“Dynamics of Social Networks Modeled as Networks of Interacting Communities”

Thu May 21, 2015 2:00 PM

Location: LTS Auditorium, 8080 Greenmead Drive

Eyad Abed
UMD Department of Electrical and Computer Engineering and Institute for Systems Research

Contagion dynamics in large populations is a topic of direct relevance in a variety of important applications, including infectious disease propagation; the spread of ideas, opinions and rumors in social networks; and the propagation of computer viruses.

This subject, which has received significant attention over the years, was originally aimed at understanding epidemic outbreaks of infectious disease. These models can consist of fine-grained approaches in which every individual in the population is modeled explicitly, or can employ aggregate models in which simple dynamical models are used.

In this talk, some important developments in this theory will be highlighted, followed by a presentation and analysis of a new dynamic model. This approach yields a dynamical model for contagion that is of moderate size and reflects both heterogeneous and homogeneous features of a large population. The model includes continuous models of a finite number of homogeneous communities, and a backbone network structure that connects these communities. It can be used to obtain conditions for epidemic outbreak and considers control problems for influencing the strength of a contagion.

Eyad Abed in a professor in the Department of Electrical and Computer Engineering at UMD.

His research focuses on system and control theory. Abed has made contributions to several applications, including power systems, power electronics, Internet congestion control, and more.

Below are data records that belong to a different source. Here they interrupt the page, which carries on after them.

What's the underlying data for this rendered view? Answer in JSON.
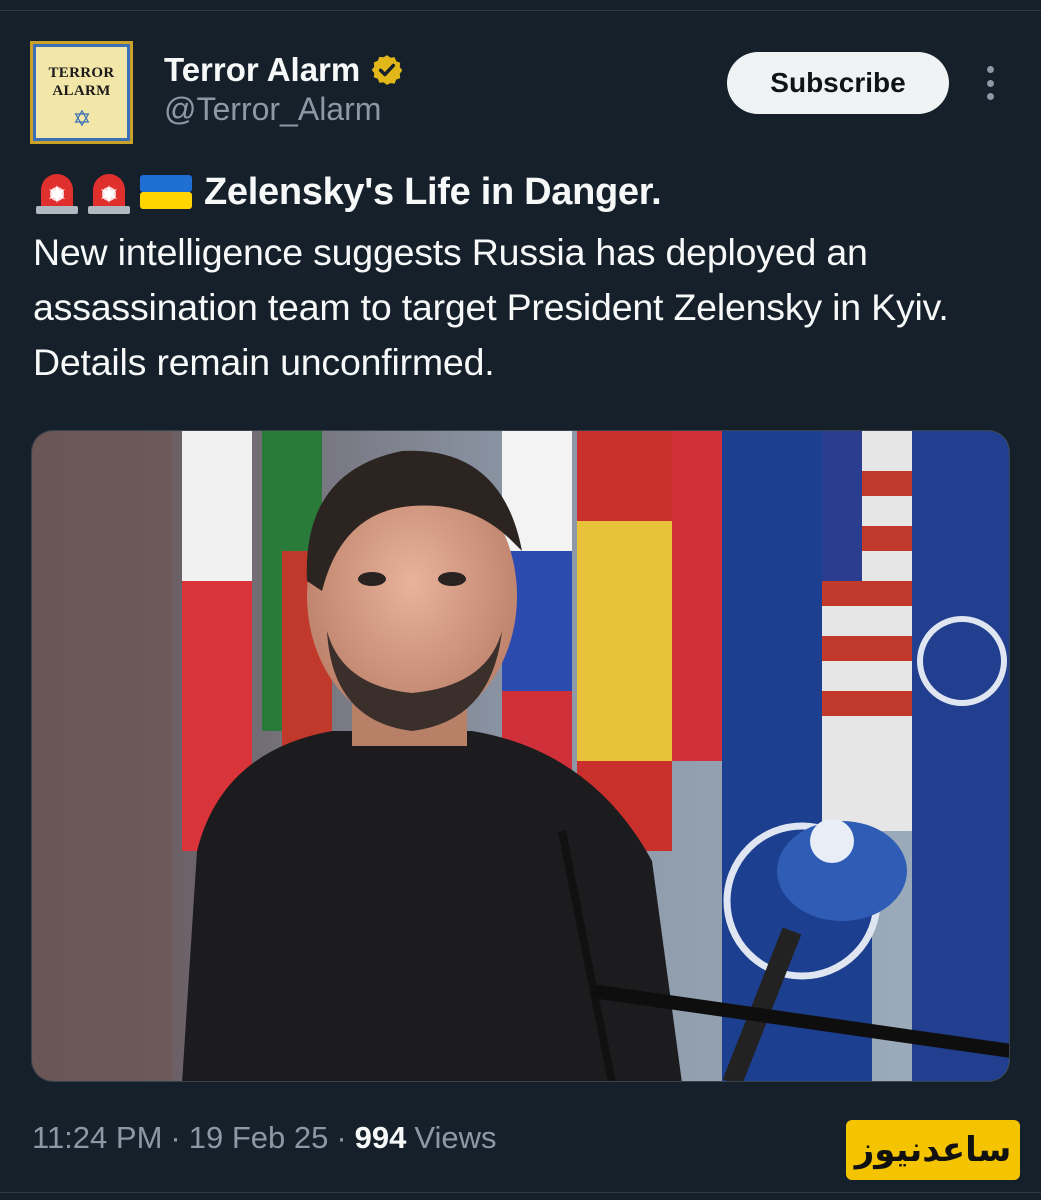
{
  "author": {
    "avatar_text_line1": "TERROR",
    "avatar_text_line2": "ALARM",
    "display_name": "Terror Alarm",
    "handle": "@Terror_Alarm",
    "verified_badge": "gold-verified-icon"
  },
  "actions": {
    "subscribe_label": "Subscribe",
    "more_icon": "more-vertical-icon"
  },
  "tweet": {
    "headline_emojis": [
      "police-light-icon",
      "police-light-icon",
      "ukraine-flag-icon"
    ],
    "headline": "Zelensky's Life in Danger.",
    "body": "New intelligence suggests Russia has deployed an assassination team to target President Zelensky in Kyiv. Details remain unconfirmed.",
    "media_alt": "photo"
  },
  "meta": {
    "time": "11:24 PM",
    "separator": "·",
    "date": "19 Feb 25",
    "views_count": "994",
    "views_label": "Views"
  },
  "watermark": {
    "text": "ساعدنیوز"
  },
  "colors": {
    "background": "#15202b",
    "text_primary": "#f7f9f9",
    "text_secondary": "#8b98a5",
    "watermark_bg": "#f5c400"
  }
}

Abed has served as vice president for financial activities of the IEEE Control Systems Society. He is an IEEE Fellow, and a recipient of several awards, including the Presidential Young Investigator Award, the O. Hugo Schuck Best Paper Award, a Senior Fulbright Scholar Award, and the Alan Berman Research Publication Award .

Abed is also a program director in the Division of Electrical, Communications and Cyber Systems at the National Science Foundation.

He received his doctoral degree from University of California, Berkeley in electrical engineering.